Quick Answer: You can microwave cardboard if it has the microwave-safe label.
Some types of cardboard are meant exclusively for packaging and structural support, and you'll find out why below. We'll also be sharing some crucial information about the safety labels, plus some helpful tips for safe microwaving.
Let's get started...
What Is Cardboard?
Cardboard, also called paperboard, is a heavy paper product that's usually on the thick side. It's typically used for packing and shipping, but you'll also find quite a few cardboard items in your home:
- Cereal boxes
- Paper towel rolls
- Shoe boxes
- Frozen food containers
Then there's corrugated cardboard, which is usually two flat cardboard pieces with a grooved piece in the middle. This is often seen in shipping boxes and six-pack beverage containers.
When it comes to cardboard and cooking, things can get a little bit tricky. Some cardboard products, especially those used for purposes not directly related to food, have a chemical layer on them. In this case, you really don't want to be cooking with or microwaving them.
Different Types of Cardboard Containers
Cardboard products used for food packaging purposes come in many forms, many of which you're probably already familiar with.
- Take-out containers
- Pizza boxes
- Recyclable bowls
- Disposable cups
- Sectioned food trays
- Eco-friendly food packages
Microwaves also come with cardboard piece placed inside to cover the waveguide (you're not supposed to take it out).
Read Also: If you cook with your microwave pretty often, check out our guide on the best microwave toaster oven combo meanwhile if you're looking for a small but reliable microwave for small kitchens, check out this guide for the Best Microwave for College Dorm Room.
How Do You Know If Cardboard Is Microwave Safe or Not?

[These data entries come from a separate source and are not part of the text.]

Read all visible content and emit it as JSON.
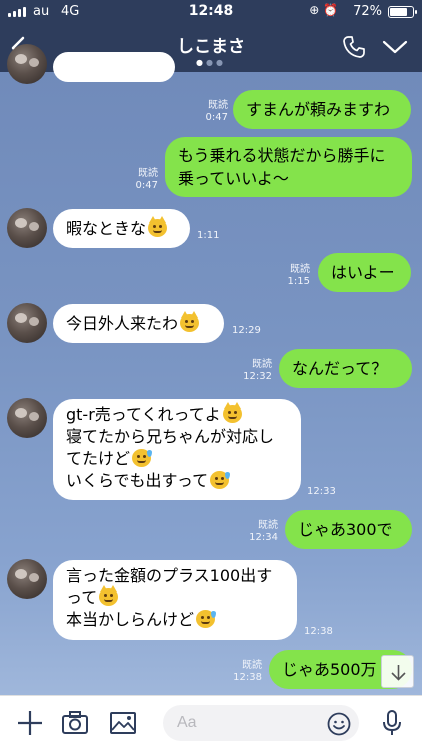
{
  "status_bar": {
    "carrier": "au",
    "network": "4G",
    "time": "12:48",
    "battery": "72%"
  },
  "header": {
    "title": "しこまさ"
  },
  "messages": [
    {
      "side": "out",
      "text": "すまんが頼みますわ",
      "read": "既読",
      "time": "0:47"
    },
    {
      "side": "out",
      "line1": "もう乗れる状態だから勝手に",
      "line2": "乗っていいよ〜",
      "read": "既読",
      "time": "0:47"
    },
    {
      "side": "in",
      "text": "暇なときな",
      "time": "1:11"
    },
    {
      "side": "out",
      "text": "はいよー",
      "read": "既読",
      "time": "1:15"
    },
    {
      "side": "in",
      "text": "今日外人来たわ",
      "time": "12:29"
    },
    {
      "side": "out",
      "text": "なんだって？",
      "read": "既読",
      "time": "12:32"
    },
    {
      "side": "in",
      "line1": "gt-r売ってくれってよ",
      "line2": "寝てたから兄ちゃんが対応し",
      "line3": "てたけど",
      "line4": "いくらでも出すって",
      "time": "12:33"
    },
    {
      "side": "out",
      "text": "じゃあ300で",
      "read": "既読",
      "time": "12:34"
    },
    {
      "side": "in",
      "line1": "言った金額のプラス100出す",
      "line2": "って",
      "line3": "本当かしらんけど",
      "time": "12:38"
    },
    {
      "side": "out",
      "text": "じゃあ500万",
      "read": "既読",
      "time": "12:38"
    }
  ],
  "input": {
    "placeholder": "Aa"
  },
  "icons": {
    "back": "chevron-left-icon",
    "call": "phone-icon",
    "menu": "chevron-down-icon",
    "add": "plus-icon",
    "camera": "camera-icon",
    "image": "image-icon",
    "emoji": "smiley-icon",
    "voice": "microphone-icon",
    "scroll": "arrow-down-icon"
  },
  "colors": {
    "header": "#2e3d5c",
    "outgoing_bubble": "#84e34b",
    "incoming_bubble": "#ffffff",
    "chat_background": "#7994c2"
  }
}
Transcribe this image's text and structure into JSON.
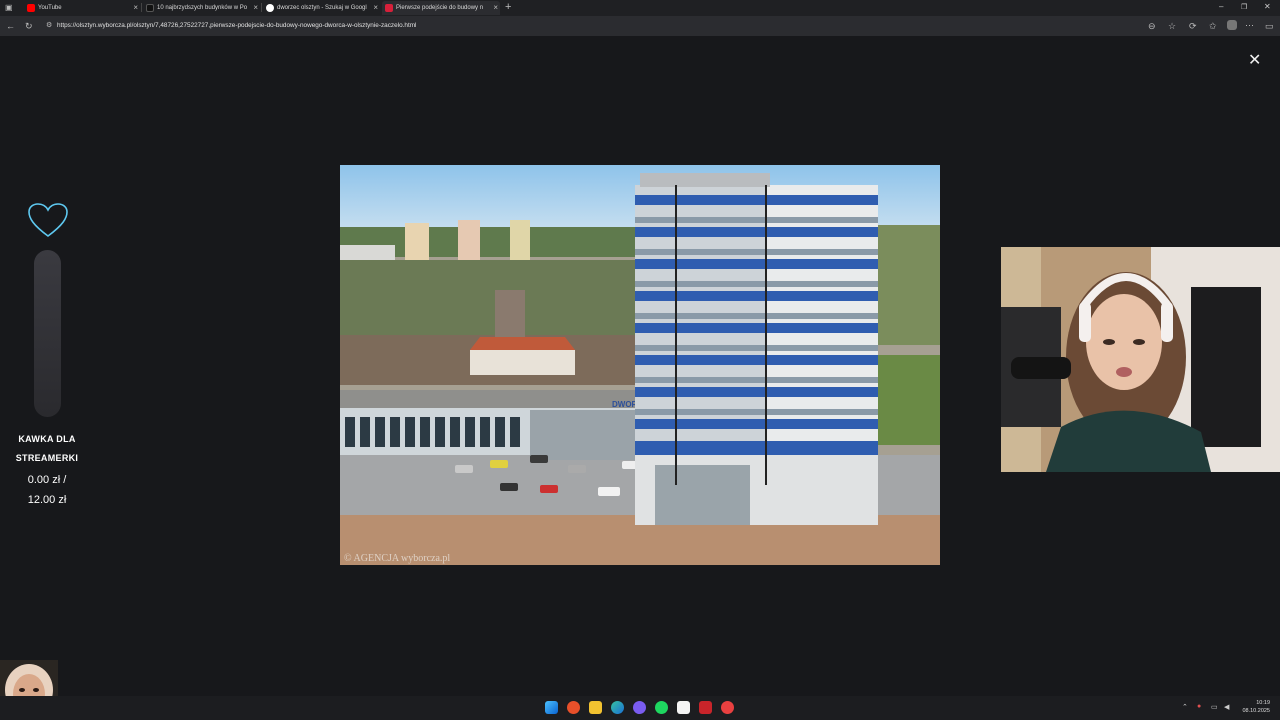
{
  "tabs": [
    {
      "title": "YouTube",
      "color": "#ff0000"
    },
    {
      "title": "10 najbrzydszych budynków w Po",
      "color": "#111111"
    },
    {
      "title": "dworzec olsztyn - Szukaj w Googl",
      "color": "#4285f4"
    },
    {
      "title": "Pierwsze podejście do budowy n",
      "color": "#d6203a"
    }
  ],
  "address_bar": {
    "url": "https://olsztyn.wyborcza.pl/olsztyn/7,48726,27522727,pierwsze-podejscie-do-budowy-nowego-dworca-w-olsztynie-zaczelo.html"
  },
  "photo": {
    "watermark": "© AGENCJA wyborcza.pl",
    "sign": "DWORZEC"
  },
  "donation": {
    "label_line1": "KAWKA DLA",
    "label_line2": "STREAMERKI",
    "current": "0.00 zł /",
    "goal": "12.00 zł",
    "progress": 0
  },
  "taskbar": {
    "time": "10:19",
    "date": "08.10.2025",
    "icons": [
      "start-icon",
      "browser-icon",
      "file-explorer-icon",
      "edge-icon",
      "discord-icon",
      "spotify-icon",
      "notepad-icon",
      "app-icon",
      "chrome-icon"
    ]
  },
  "colors": {
    "accent_heart": "#5ec8f0",
    "background": "#17181b"
  }
}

The only way to know for sure if a piece of cardboard can be heated in the microwave is to check for a label that says "microwave safe."
Even though a lot of frozen and fresh foods are wrapped in cardboard, it's still not a good idea to put the cardboard in the microwave unless you see the label. Chances are, it's just meant for shipping and wrapping, not for heating.
Just like printed paper, printed cardboard shouldn't be microwaved, either. The ink can be absorbed into your food, which is definitely a health hazard.
What about take-out in cardboard containers? If you receive a food order in a cardboard container, it's likely that it's safe for heating (provided it doesn't have metal handles), at least at moderate temperatures. If you're not sure, you can always ask the restaurant.
Labels on Cardboard to Be Aware Of
You know that you can microwave cardboard that has the "microwave safe" seal of approval right on the material. But there's another way to assess whether a cardboard container is microwavable, or rather, not microwavable.
Sometimes you'll see labels indicating that a container is not microwavable. This is just as helpful as a label that shows that a container is microwave-safe as there is no question about it.
But if there's no label either way, follow the above guidelines. When in doubt, transfer food to a container you know is microwavable.
Bonus Safety Tips
If you're going to heat up your food on a piece of cardboard, you might want to follow these safety measures:
- Check to make sure that there are no metals, glues or non-cardboard materials in sight.
- Make sure there are no plastic or other coatings on the cardboard.
- Only do quick reheats with cardboard and paper products. Leave the longer cooking to sturdier microwave-safe materials.